David A. Sela
Our research seeks to better understand the mechanisms by which nutritive molecules promote health. We seek to solve chronic diseases primarily through preventative dietary and lifestyle adjustments.
We use sequence-based genomic approaches to investigate the structure and function of microbial communities within the gut. These ecosystems are often collectively referred to as the human microbiome. In addition, we investigate mechanistic linkages between food and health emanating from host-microbial molecular interactions.
We view microbes as the vehicle to deliver bioactive molecules, the bioactives themselves to be delivered, as well as the endogenous targets to manipulate in the human gastrointestinal tract. To address the latter, we investigate molecules derived from food to dictate the function of beneficial subpopulations within the gut. Our primary model in this endeavor is breast milk and its role in guiding the infant gut microbiome. Moreover, we seek to innovate the next generation of orally administered microbes, commonly referred to as probiotics. To this end, we seek partnerships with industrial and clinical partners in order to translate the scientific knowledge of our research activities.
Learn more at www.selalab.org
- BS State University of New York, New Paltz, 2003
- MS University of California, Davis, 2006
- PhD University of California, Davis 2010
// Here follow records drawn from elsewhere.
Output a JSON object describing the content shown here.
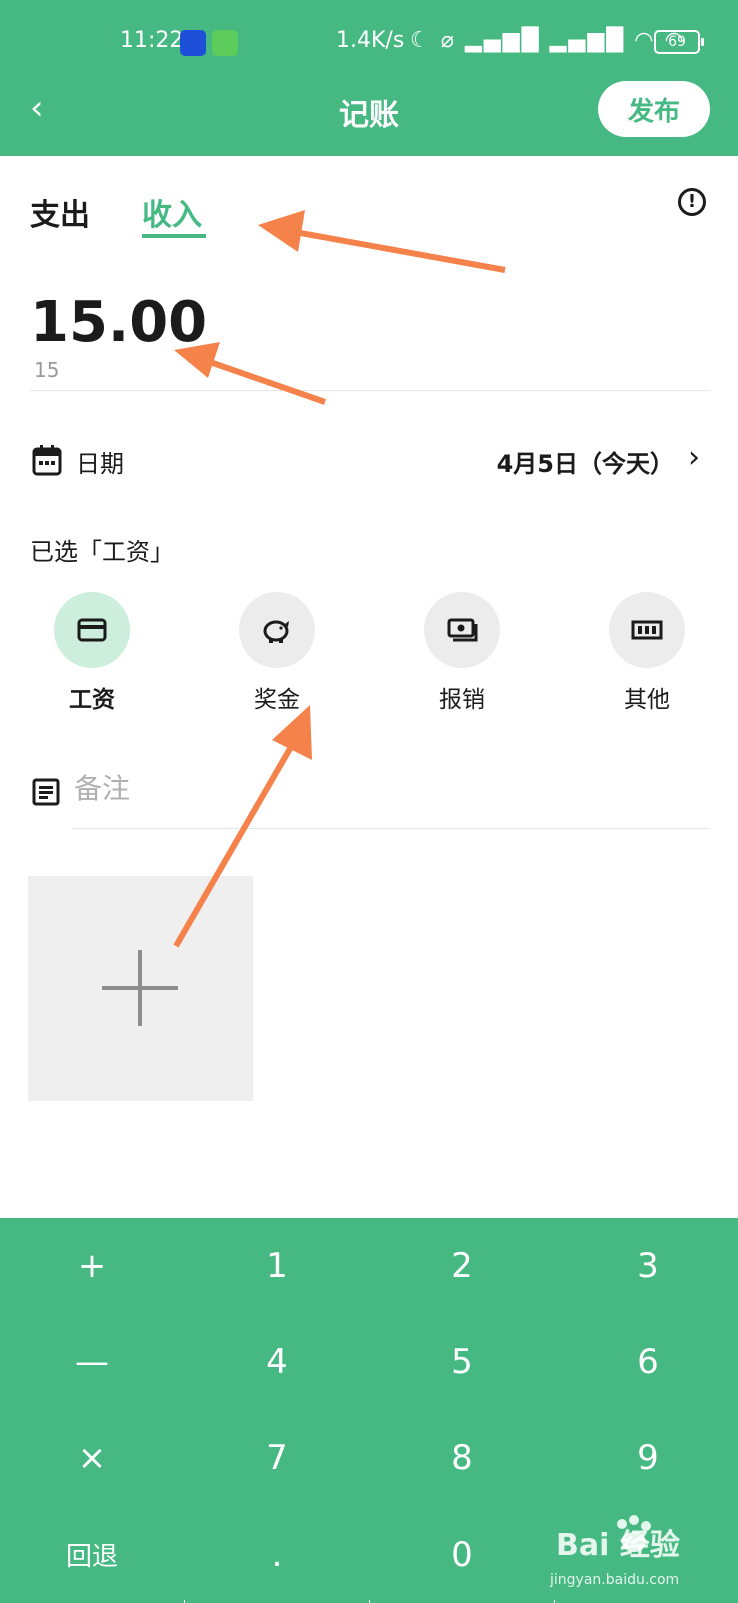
{
  "status_bar": {
    "time": "11:22",
    "network_speed": "1.4K/s",
    "battery": "69"
  },
  "nav": {
    "title": "记账",
    "publish_label": "发布"
  },
  "tabs": {
    "expense": "支出",
    "income": "收入",
    "active": "income"
  },
  "amount": {
    "value": "15.00",
    "raw": "15"
  },
  "date": {
    "label": "日期",
    "value": "4月5日（今天）"
  },
  "category": {
    "selected_text": "已选「工资」",
    "items": [
      {
        "label": "工资",
        "icon": "card-icon",
        "selected": true
      },
      {
        "label": "奖金",
        "icon": "piggy-bank-icon",
        "selected": false
      },
      {
        "label": "报销",
        "icon": "cash-icon",
        "selected": false
      },
      {
        "label": "其他",
        "icon": "other-icon",
        "selected": false
      }
    ]
  },
  "note": {
    "placeholder": "备注"
  },
  "keypad": {
    "rows": [
      [
        "+",
        "1",
        "2",
        "3"
      ],
      [
        "—",
        "4",
        "5",
        "6"
      ],
      [
        "×",
        "7",
        "8",
        "9"
      ],
      [
        "回退",
        ".",
        "0",
        ""
      ]
    ]
  },
  "watermark": {
    "brand": "Bai 经验",
    "site": "jingyan.baidu.com"
  },
  "colors": {
    "primary": "#46b983",
    "selected_bg": "#cdeedc",
    "arrow": "#f5824b"
  }
}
- Postdoctoral Training: Stanford University
- Postdoctoral Training: Foods for Health Institute, University of California, Davis